The Complainant has asserted that the Respondent was never licensed or authorized to use the disputed domain name or the WESTJET mark. It is well settled that diverting Internet traffic, by way of typosquatting, to a website offering sponsored links to competitors of a complainant is prima facie evidence of no rights or legitimate interests. ESPN, Inc. v. XC2, supra; MouseSavers, Inc. v. Tsung, WIPO Case No. D2004-1034; Marriott Int’l, Inc. v. Seocho, NAF Claim FA149187. The Complainant has thus established a prima facie case, and Respondent has failed to rebut the Complainant's assertion in any response. It does not appear that the Respondent has ever been commonly know by the WESTJET mark or "wsetjet" or that the Respondent is using the disputed domain name for noncommercial purposes. Indeed the Respondent's website offers competitive services. Complainant has met its burden of establishing that the Respondent has no rights or legitimate interests in the disputed domain name and has thus satisfied paragraph 4(a)(ii) of the Policy. Research In Motion Limited v. International Domain Names Inc./Moniker Privacy Services, WIPO Case No. D2008-0780; B and J García, S.L., Arnedo, Spain v. Gorila, WIPO Case No. D2004-1071; Lowen Corporation d/b/a Lowen Sign Company v. Henry Chan, WIPO Case No. D2004-0430.
C. Registered and Used in Bad Faith
From the evidence presented, it is apparent to the Panel that the registration and use of the disputed domain name is in bad faith. It is well-settled that the practice of typosquatting constitutes evidence of the bad faith registration (ESPN, Inc. v. XC2, supra; Longs Drug Stores Cal., Inc. v. Shep Dog, WIPO Case No. D2004-1069; Lexar Media, Inc. v. Huang, WIPO Case No. D2004-1039; Wal-Mart Stores, Inc. v. Longo, WIPO Case No. D2004-0816). While previous conduct is not determinative of the result in this case, it should be noted that the Respondent has engaged in a similar course of conduct with respect to other domain names. Many UDRP complaints have been initiated against the Respondent involving several domain names. In each case, a finding of bad faith was made against the Respondent and the disputed domains names were ordered transferred. Thus is appears that the Respondent has engaged in a pattern of bad faith registrations with the instant disputed domain name being the latest bad faith registration. Moreover, it is apparent from this record that the goal of the Respondent in registering and using the disputed domain name was to catch unsuspecting Internet users who misspelled WESTJET as "wsetjet" at the Respondent's sites and offer competitive airline services to such misdirected Internet users. An attempt to derive a financial benefit from typosquatting constitutes evidence of bad faith. Expedia, Inc. v. Collazo, WIPO Case No. D2003-0716. The Respondent has established that the disputed domain name was registered and is being used in bad faith and has thus satisfied paragraph 4(a)(ii) of the Policy.

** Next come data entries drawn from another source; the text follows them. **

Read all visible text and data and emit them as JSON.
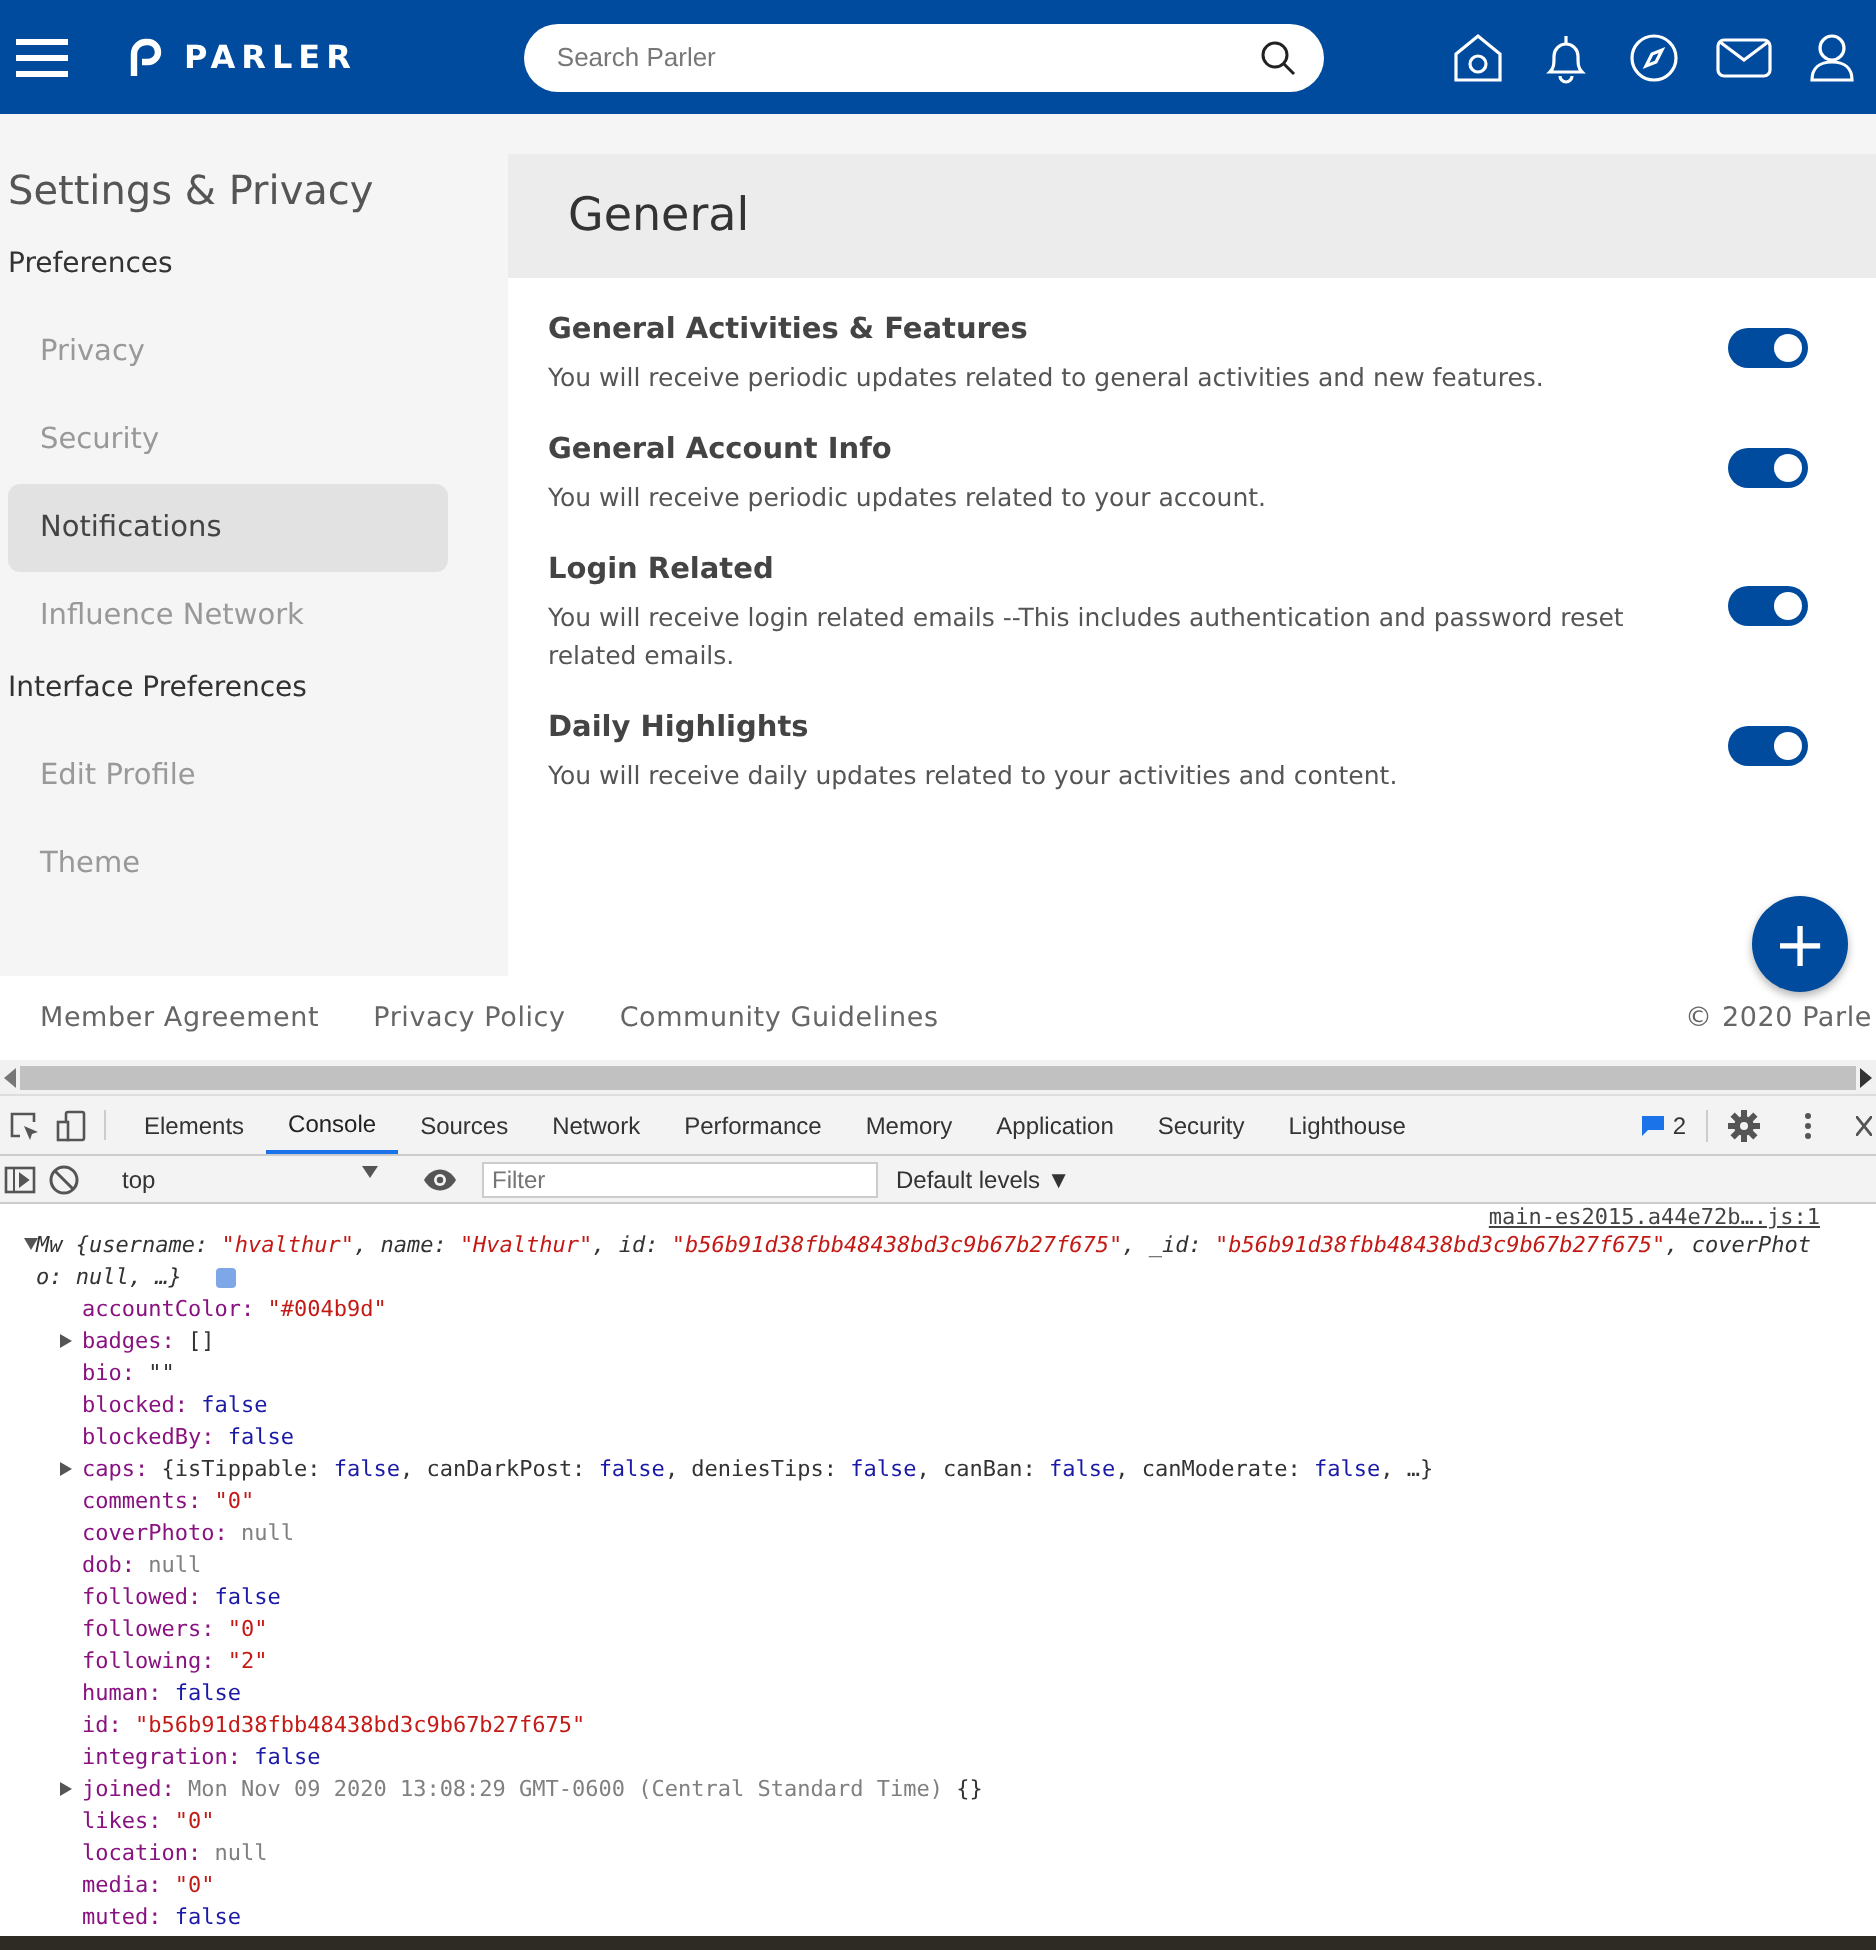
{
  "topbar": {
    "logo": "PARLER",
    "search": {
      "placeholder": "Search Parler"
    }
  },
  "sidebar": {
    "title": "Settings & Privacy",
    "sections": [
      {
        "label": "Preferences",
        "items": [
          {
            "label": "Privacy",
            "selected": false
          },
          {
            "label": "Security",
            "selected": false
          },
          {
            "label": "Notifications",
            "selected": true
          },
          {
            "label": "Influence Network",
            "selected": false
          }
        ]
      },
      {
        "label": "Interface Preferences",
        "items": [
          {
            "label": "Edit Profile",
            "selected": false
          },
          {
            "label": "Theme",
            "selected": false
          }
        ]
      }
    ]
  },
  "panel": {
    "title": "General",
    "settings": [
      {
        "title": "General Activities & Features",
        "description": "You will receive periodic updates related to general activities and new features.",
        "on": true
      },
      {
        "title": "General Account Info",
        "description": "You will receive periodic updates related to your account.",
        "on": true
      },
      {
        "title": "Login Related",
        "description": "You will receive login related emails --This includes authentication and password reset related emails.",
        "on": true
      },
      {
        "title": "Daily Highlights",
        "description": "You will receive daily updates related to your activities and content.",
        "on": true
      }
    ]
  },
  "fab": {
    "label": "+"
  },
  "footer": {
    "links": [
      "Member Agreement",
      "Privacy Policy",
      "Community Guidelines"
    ],
    "copyright": "© 2020 Parle"
  },
  "devtools": {
    "tabs": [
      {
        "label": "Elements",
        "selected": false
      },
      {
        "label": "Console",
        "selected": true
      },
      {
        "label": "Sources",
        "selected": false
      },
      {
        "label": "Network",
        "selected": false
      },
      {
        "label": "Performance",
        "selected": false
      },
      {
        "label": "Memory",
        "selected": false
      },
      {
        "label": "Application",
        "selected": false
      },
      {
        "label": "Security",
        "selected": false
      },
      {
        "label": "Lighthouse",
        "selected": false
      }
    ],
    "message_count": "2",
    "context": "top",
    "filter": {
      "placeholder": "Filter"
    },
    "levels": "Default levels ▼",
    "source": "main-es2015.a44e72b….js:1",
    "summary": [
      {
        "t": "Mw {username: ",
        "kind": "plain"
      },
      {
        "t": "\"hvalthur\"",
        "kind": "string"
      },
      {
        "t": ", name: ",
        "kind": "plain"
      },
      {
        "t": "\"Hvalthur\"",
        "kind": "string"
      },
      {
        "t": ", id: ",
        "kind": "plain"
      },
      {
        "t": "\"b56b91d38fbb48438bd3c9b67b27f675\"",
        "kind": "string"
      },
      {
        "t": ", _id: ",
        "kind": "plain"
      },
      {
        "t": "\"b56b91d38fbb48438bd3c9b67b27f675\"",
        "kind": "string"
      },
      {
        "t": ", coverPhoto: null, …}",
        "kind": "plain"
      }
    ],
    "lines": [
      {
        "key": "accountColor:",
        "expandable": false,
        "value": [
          {
            "t": "\"#004b9d\"",
            "kind": "string"
          }
        ]
      },
      {
        "key": "badges:",
        "expandable": true,
        "value": [
          {
            "t": "[]",
            "kind": "plain"
          }
        ]
      },
      {
        "key": "bio:",
        "expandable": false,
        "value": [
          {
            "t": "\"\"",
            "kind": "plain"
          }
        ]
      },
      {
        "key": "blocked:",
        "expandable": false,
        "value": [
          {
            "t": "false",
            "kind": "boolean"
          }
        ]
      },
      {
        "key": "blockedBy:",
        "expandable": false,
        "value": [
          {
            "t": "false",
            "kind": "boolean"
          }
        ]
      },
      {
        "key": "caps:",
        "expandable": true,
        "value": [
          {
            "t": "{isTippable: ",
            "kind": "plain"
          },
          {
            "t": "false",
            "kind": "boolean"
          },
          {
            "t": ", canDarkPost: ",
            "kind": "plain"
          },
          {
            "t": "false",
            "kind": "boolean"
          },
          {
            "t": ", deniesTips: ",
            "kind": "plain"
          },
          {
            "t": "false",
            "kind": "boolean"
          },
          {
            "t": ", canBan: ",
            "kind": "plain"
          },
          {
            "t": "false",
            "kind": "boolean"
          },
          {
            "t": ", canModerate: ",
            "kind": "plain"
          },
          {
            "t": "false",
            "kind": "boolean"
          },
          {
            "t": ", …}",
            "kind": "plain"
          }
        ]
      },
      {
        "key": "comments:",
        "expandable": false,
        "value": [
          {
            "t": "\"0\"",
            "kind": "string"
          }
        ]
      },
      {
        "key": "coverPhoto:",
        "expandable": false,
        "value": [
          {
            "t": "null",
            "kind": "null"
          }
        ]
      },
      {
        "key": "dob:",
        "expandable": false,
        "value": [
          {
            "t": "null",
            "kind": "null"
          }
        ]
      },
      {
        "key": "followed:",
        "expandable": false,
        "value": [
          {
            "t": "false",
            "kind": "boolean"
          }
        ]
      },
      {
        "key": "followers:",
        "expandable": false,
        "value": [
          {
            "t": "\"0\"",
            "kind": "string"
          }
        ]
      },
      {
        "key": "following:",
        "expandable": false,
        "value": [
          {
            "t": "\"2\"",
            "kind": "string"
          }
        ]
      },
      {
        "key": "human:",
        "expandable": false,
        "value": [
          {
            "t": "false",
            "kind": "boolean"
          }
        ]
      },
      {
        "key": "id:",
        "expandable": false,
        "value": [
          {
            "t": "\"b56b91d38fbb48438bd3c9b67b27f675\"",
            "kind": "string"
          }
        ]
      },
      {
        "key": "integration:",
        "expandable": false,
        "value": [
          {
            "t": "false",
            "kind": "boolean"
          }
        ]
      },
      {
        "key": "joined:",
        "expandable": true,
        "value": [
          {
            "t": "Mon Nov 09 2020 13:08:29 GMT-0600 (Central Standard Time)",
            "kind": "null"
          },
          {
            "t": " {}",
            "kind": "plain"
          }
        ]
      },
      {
        "key": "likes:",
        "expandable": false,
        "value": [
          {
            "t": "\"0\"",
            "kind": "string"
          }
        ]
      },
      {
        "key": "location:",
        "expandable": false,
        "value": [
          {
            "t": "null",
            "kind": "null"
          }
        ]
      },
      {
        "key": "media:",
        "expandable": false,
        "value": [
          {
            "t": "\"0\"",
            "kind": "string"
          }
        ]
      },
      {
        "key": "muted:",
        "expandable": false,
        "value": [
          {
            "t": "false",
            "kind": "boolean"
          }
        ]
      }
    ]
  }
}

For all the foregoing reasons, in accordance with paragraphs 4(i) of the Policy and 15 of the Rules, the Panel orders that the domain name <wsetjet.com> be transferred to the Complainant.
William F. Hamilton
Date: December 16, 2010